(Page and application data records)
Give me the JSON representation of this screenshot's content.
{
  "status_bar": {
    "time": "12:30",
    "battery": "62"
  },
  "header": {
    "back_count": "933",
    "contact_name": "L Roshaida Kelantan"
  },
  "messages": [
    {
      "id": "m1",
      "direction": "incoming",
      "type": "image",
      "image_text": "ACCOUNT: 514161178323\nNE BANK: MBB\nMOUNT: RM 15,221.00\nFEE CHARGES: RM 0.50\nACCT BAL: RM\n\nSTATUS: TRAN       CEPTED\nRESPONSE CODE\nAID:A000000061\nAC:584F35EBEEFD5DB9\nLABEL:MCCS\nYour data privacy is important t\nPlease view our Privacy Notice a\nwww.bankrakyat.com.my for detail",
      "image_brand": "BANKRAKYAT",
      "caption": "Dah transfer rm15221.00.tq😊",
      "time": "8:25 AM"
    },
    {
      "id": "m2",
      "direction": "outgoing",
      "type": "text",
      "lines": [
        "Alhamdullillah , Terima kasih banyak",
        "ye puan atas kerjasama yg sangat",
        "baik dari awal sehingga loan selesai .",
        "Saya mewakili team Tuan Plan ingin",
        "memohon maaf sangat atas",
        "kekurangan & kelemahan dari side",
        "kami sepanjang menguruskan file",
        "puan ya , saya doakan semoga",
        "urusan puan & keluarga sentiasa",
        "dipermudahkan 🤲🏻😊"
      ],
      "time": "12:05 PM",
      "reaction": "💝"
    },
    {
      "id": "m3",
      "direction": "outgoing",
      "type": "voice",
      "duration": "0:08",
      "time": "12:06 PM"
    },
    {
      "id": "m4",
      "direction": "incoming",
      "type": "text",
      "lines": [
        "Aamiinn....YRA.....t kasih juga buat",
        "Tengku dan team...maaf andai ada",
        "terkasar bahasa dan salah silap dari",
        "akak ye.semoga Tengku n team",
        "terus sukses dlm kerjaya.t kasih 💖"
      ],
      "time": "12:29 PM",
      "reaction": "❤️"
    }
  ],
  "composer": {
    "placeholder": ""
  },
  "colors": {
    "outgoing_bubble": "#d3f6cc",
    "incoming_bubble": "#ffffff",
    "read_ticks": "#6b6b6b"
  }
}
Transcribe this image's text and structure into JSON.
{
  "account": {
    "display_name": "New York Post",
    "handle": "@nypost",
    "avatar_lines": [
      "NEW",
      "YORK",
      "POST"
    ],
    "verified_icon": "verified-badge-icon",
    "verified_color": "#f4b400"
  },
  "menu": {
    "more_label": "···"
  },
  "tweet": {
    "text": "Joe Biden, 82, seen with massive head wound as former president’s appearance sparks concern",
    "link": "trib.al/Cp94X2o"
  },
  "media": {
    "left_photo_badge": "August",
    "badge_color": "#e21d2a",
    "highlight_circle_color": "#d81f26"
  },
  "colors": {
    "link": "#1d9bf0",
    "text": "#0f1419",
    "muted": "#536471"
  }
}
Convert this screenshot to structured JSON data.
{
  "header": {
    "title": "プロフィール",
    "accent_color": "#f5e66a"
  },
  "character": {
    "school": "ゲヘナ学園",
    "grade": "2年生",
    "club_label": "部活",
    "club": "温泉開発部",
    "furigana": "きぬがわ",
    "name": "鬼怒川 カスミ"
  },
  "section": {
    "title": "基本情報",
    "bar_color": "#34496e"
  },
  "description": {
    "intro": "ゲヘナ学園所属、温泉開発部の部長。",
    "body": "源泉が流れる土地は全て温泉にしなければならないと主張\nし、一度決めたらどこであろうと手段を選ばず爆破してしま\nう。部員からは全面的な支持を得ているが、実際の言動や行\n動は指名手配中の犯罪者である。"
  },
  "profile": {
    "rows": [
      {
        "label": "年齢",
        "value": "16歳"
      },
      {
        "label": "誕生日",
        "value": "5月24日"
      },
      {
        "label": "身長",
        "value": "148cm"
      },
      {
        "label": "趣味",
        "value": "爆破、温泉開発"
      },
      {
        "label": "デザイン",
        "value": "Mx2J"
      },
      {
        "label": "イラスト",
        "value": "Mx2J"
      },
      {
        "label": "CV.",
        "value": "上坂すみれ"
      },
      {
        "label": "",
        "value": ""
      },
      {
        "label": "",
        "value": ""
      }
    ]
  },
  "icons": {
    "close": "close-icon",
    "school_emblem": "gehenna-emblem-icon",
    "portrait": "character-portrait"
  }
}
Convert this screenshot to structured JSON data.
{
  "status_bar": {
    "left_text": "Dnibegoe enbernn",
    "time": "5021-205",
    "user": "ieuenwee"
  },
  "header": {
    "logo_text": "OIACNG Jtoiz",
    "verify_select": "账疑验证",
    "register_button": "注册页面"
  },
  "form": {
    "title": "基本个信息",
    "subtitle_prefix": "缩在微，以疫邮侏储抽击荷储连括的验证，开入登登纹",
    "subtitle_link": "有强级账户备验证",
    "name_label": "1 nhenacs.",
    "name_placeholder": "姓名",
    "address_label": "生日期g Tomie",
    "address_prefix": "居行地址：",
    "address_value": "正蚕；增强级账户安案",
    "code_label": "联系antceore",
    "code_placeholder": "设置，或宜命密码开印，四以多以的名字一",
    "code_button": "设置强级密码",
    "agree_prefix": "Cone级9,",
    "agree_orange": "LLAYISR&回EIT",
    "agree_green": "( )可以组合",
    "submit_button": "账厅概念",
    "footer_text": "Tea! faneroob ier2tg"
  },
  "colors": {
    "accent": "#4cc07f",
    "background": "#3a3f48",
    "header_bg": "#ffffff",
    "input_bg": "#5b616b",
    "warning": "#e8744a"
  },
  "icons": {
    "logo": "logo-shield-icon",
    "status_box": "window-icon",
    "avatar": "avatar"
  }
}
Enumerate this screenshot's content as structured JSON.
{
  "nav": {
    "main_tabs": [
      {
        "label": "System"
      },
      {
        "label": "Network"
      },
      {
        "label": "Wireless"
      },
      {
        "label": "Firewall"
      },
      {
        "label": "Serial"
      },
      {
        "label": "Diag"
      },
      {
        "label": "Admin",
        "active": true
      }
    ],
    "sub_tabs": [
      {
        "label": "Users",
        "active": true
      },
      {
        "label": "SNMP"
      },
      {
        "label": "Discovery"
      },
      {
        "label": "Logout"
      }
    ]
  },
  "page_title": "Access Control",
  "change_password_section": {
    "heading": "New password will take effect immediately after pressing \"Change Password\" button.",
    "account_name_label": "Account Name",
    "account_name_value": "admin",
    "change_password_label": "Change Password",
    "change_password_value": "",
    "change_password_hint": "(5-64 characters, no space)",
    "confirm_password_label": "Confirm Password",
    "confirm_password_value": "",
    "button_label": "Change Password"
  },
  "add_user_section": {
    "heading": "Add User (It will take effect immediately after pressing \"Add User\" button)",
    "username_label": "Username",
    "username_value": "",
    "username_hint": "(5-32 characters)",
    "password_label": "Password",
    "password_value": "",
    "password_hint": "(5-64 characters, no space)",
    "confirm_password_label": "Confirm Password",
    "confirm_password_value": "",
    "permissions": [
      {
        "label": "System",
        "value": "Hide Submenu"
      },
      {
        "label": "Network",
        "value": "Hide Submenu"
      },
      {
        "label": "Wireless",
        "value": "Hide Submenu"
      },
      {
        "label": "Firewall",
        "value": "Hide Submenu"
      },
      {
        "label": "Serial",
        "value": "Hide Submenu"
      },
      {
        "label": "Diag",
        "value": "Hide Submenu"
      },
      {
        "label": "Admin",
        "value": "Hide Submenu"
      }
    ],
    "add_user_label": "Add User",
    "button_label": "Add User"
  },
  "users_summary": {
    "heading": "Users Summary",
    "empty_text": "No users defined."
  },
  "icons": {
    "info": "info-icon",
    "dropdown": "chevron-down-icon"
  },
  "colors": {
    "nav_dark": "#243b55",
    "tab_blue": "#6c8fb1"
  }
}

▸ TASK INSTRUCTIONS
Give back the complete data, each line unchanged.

▸ ANSWER TO THE PROBLEM
Give me the JSON representation of this screenshot's content.
{
  "status_bar": {
    "time": "12:30",
    "battery": "62"
  },
  "header": {
    "back_count": "933",
    "contact_name": "L Roshaida Kelantan"
  },
  "messages": [
    {
      "id": "m1",
      "direction": "incoming",
      "type": "image",
      "image_text": "ACCOUNT: 514161178323\nNE BANK: MBB\nMOUNT: RM 15,221.00\nFEE CHARGES: RM 0.50\nACCT BAL: RM\n\nSTATUS: TRAN       CEPTED\nRESPONSE CODE\nAID:A000000061\nAC:584F35EBEEFD5DB9\nLABEL:MCCS\nYour data privacy is important t\nPlease view our Privacy Notice a\nwww.bankrakyat.com.my for detail",
      "image_brand": "BANKRAKYAT",
      "caption": "Dah transfer rm15221.00.tq😊",
      "time": "8:25 AM"
    },
    {
      "id": "m2",
      "direction": "outgoing",
      "type": "text",
      "lines": [
        "Alhamdullillah , Terima kasih banyak",
        "ye puan atas kerjasama yg sangat",
        "baik dari awal sehingga loan selesai .",
        "Saya mewakili team Tuan Plan ingin",
        "memohon maaf sangat atas",
        "kekurangan & kelemahan dari side",
        "kami sepanjang menguruskan file",
        "puan ya , saya doakan semoga",
        "urusan puan & keluarga sentiasa",
        "dipermudahkan 🤲🏻😊"
      ],
      "time": "12:05 PM",
      "reaction": "💝"
    },
    {
      "id": "m3",
      "direction": "outgoing",
      "type": "voice",
      "duration": "0:08",
      "time": "12:06 PM"
    },
    {
      "id": "m4",
      "direction": "incoming",
      "type": "text",
      "lines": [
        "Aamiinn....YRA.....t kasih juga buat",
        "Tengku dan team...maaf andai ada",
        "terkasar bahasa dan salah silap dari",
        "akak ye.semoga Tengku n team",
        "terus sukses dlm kerjaya.t kasih 💖"
      ],
      "time": "12:29 PM",
      "reaction": "❤️"
    }
  ],
  "composer": {
    "placeholder": ""
  },
  "colors": {
    "outgoing_bubble": "#d3f6cc",
    "incoming_bubble": "#ffffff",
    "read_ticks": "#6b6b6b"
  }
}
Transcribe this image's text and structure into JSON.
{
  "account": {
    "display_name": "New York Post",
    "handle": "@nypost",
    "avatar_lines": [
      "NEW",
      "YORK",
      "POST"
    ],
    "verified_icon": "verified-badge-icon",
    "verified_color": "#f4b400"
  },
  "menu": {
    "more_label": "···"
  },
  "tweet": {
    "text": "Joe Biden, 82, seen with massive head wound as former president’s appearance sparks concern",
    "link": "trib.al/Cp94X2o"
  },
  "media": {
    "left_photo_badge": "August",
    "badge_color": "#e21d2a",
    "highlight_circle_color": "#d81f26"
  },
  "colors": {
    "link": "#1d9bf0",
    "text": "#0f1419",
    "muted": "#536471"
  }
}
Convert this screenshot to structured JSON data.
{
  "header": {
    "title": "プロフィール",
    "accent_color": "#f5e66a"
  },
  "character": {
    "school": "ゲヘナ学園",
    "grade": "2年生",
    "club_label": "部活",
    "club": "温泉開発部",
    "furigana": "きぬがわ",
    "name": "鬼怒川 カスミ"
  },
  "section": {
    "title": "基本情報",
    "bar_color": "#34496e"
  },
  "description": {
    "intro": "ゲヘナ学園所属、温泉開発部の部長。",
    "body": "源泉が流れる土地は全て温泉にしなければならないと主張\nし、一度決めたらどこであろうと手段を選ばず爆破してしま\nう。部員からは全面的な支持を得ているが、実際の言動や行\n動は指名手配中の犯罪者である。"
  },
  "profile": {
    "rows": [
      {
        "label": "年齢",
        "value": "16歳"
      },
      {
        "label": "誕生日",
        "value": "5月24日"
      },
      {
        "label": "身長",
        "value": "148cm"
      },
      {
        "label": "趣味",
        "value": "爆破、温泉開発"
      },
      {
        "label": "デザイン",
        "value": "Mx2J"
      },
      {
        "label": "イラスト",
        "value": "Mx2J"
      },
      {
        "label": "CV.",
        "value": "上坂すみれ"
      },
      {
        "label": "",
        "value": ""
      },
      {
        "label": "",
        "value": ""
      }
    ]
  },
  "icons": {
    "close": "close-icon",
    "school_emblem": "gehenna-emblem-icon",
    "portrait": "character-portrait"
  }
}
Convert this screenshot to structured JSON data.
{
  "status_bar": {
    "left_text": "Dnibegoe enbernn",
    "time": "5021-205",
    "user": "ieuenwee"
  },
  "header": {
    "logo_text": "OIACNG Jtoiz",
    "verify_select": "账疑验证",
    "register_button": "注册页面"
  },
  "form": {
    "title": "基本个信息",
    "subtitle_prefix": "缩在微，以疫邮侏储抽击荷储连括的验证，开入登登纹",
    "subtitle_link": "有强级账户备验证",
    "name_label": "1 nhenacs.",
    "name_placeholder": "姓名",
    "address_label": "生日期g Tomie",
    "address_prefix": "居行地址：",
    "address_value": "正蚕；增强级账户安案",
    "code_label": "联系antceore",
    "code_placeholder": "设置，或宜命密码开印，四以多以的名字一",
    "code_button": "设置强级密码",
    "agree_prefix": "Cone级9,",
    "agree_orange": "LLAYISR&回EIT",
    "agree_green": "( )可以组合",
    "submit_button": "账厅概念",
    "footer_text": "Tea! faneroob ier2tg"
  },
  "colors": {
    "accent": "#4cc07f",
    "background": "#3a3f48",
    "header_bg": "#ffffff",
    "input_bg": "#5b616b",
    "warning": "#e8744a"
  },
  "icons": {
    "logo": "logo-shield-icon",
    "status_box": "window-icon",
    "avatar": "avatar"
  }
}
Enumerate this screenshot's content as structured JSON.
{
  "nav": {
    "main_tabs": [
      {
        "label": "System"
      },
      {
        "label": "Network"
      },
      {
        "label": "Wireless"
      },
      {
        "label": "Firewall"
      },
      {
        "label": "Serial"
      },
      {
        "label": "Diag"
      },
      {
        "label": "Admin",
        "active": true
      }
    ],
    "sub_tabs": [
      {
        "label": "Users",
        "active": true
      },
      {
        "label": "SNMP"
      },
      {
        "label": "Discovery"
      },
      {
        "label": "Logout"
      }
    ]
  },
  "page_title": "Access Control",
  "change_password_section": {
    "heading": "New password will take effect immediately after pressing \"Change Password\" button.",
    "account_name_label": "Account Name",
    "account_name_value": "admin",
    "change_password_label": "Change Password",
    "change_password_value": "",
    "change_password_hint": "(5-64 characters, no space)",
    "confirm_password_label": "Confirm Password",
    "confirm_password_value": "",
    "button_label": "Change Password"
  },
  "add_user_section": {
    "heading": "Add User (It will take effect immediately after pressing \"Add User\" button)",
    "username_label": "Username",
    "username_value": "",
    "username_hint": "(5-32 characters)",
    "password_label": "Password",
    "password_value": "",
    "password_hint": "(5-64 characters, no space)",
    "confirm_password_label": "Confirm Password",
    "confirm_password_value": "",
    "permissions": [
      {
        "label": "System",
        "value": "Hide Submenu"
      },
      {
        "label": "Network",
        "value": "Hide Submenu"
      },
      {
        "label": "Wireless",
        "value": "Hide Submenu"
      },
      {
        "label": "Firewall",
        "value": "Hide Submenu"
      },
      {
        "label": "Serial",
        "value": "Hide Submenu"
      },
      {
        "label": "Diag",
        "value": "Hide Submenu"
      },
      {
        "label": "Admin",
        "value": "Hide Submenu"
      }
    ],
    "add_user_label": "Add User",
    "button_label": "Add User"
  },
  "users_summary": {
    "heading": "Users Summary",
    "empty_text": "No users defined."
  },
  "icons": {
    "info": "info-icon",
    "dropdown": "chevron-down-icon"
  },
  "colors": {
    "nav_dark": "#243b55",
    "tab_blue": "#6c8fb1"
  }
}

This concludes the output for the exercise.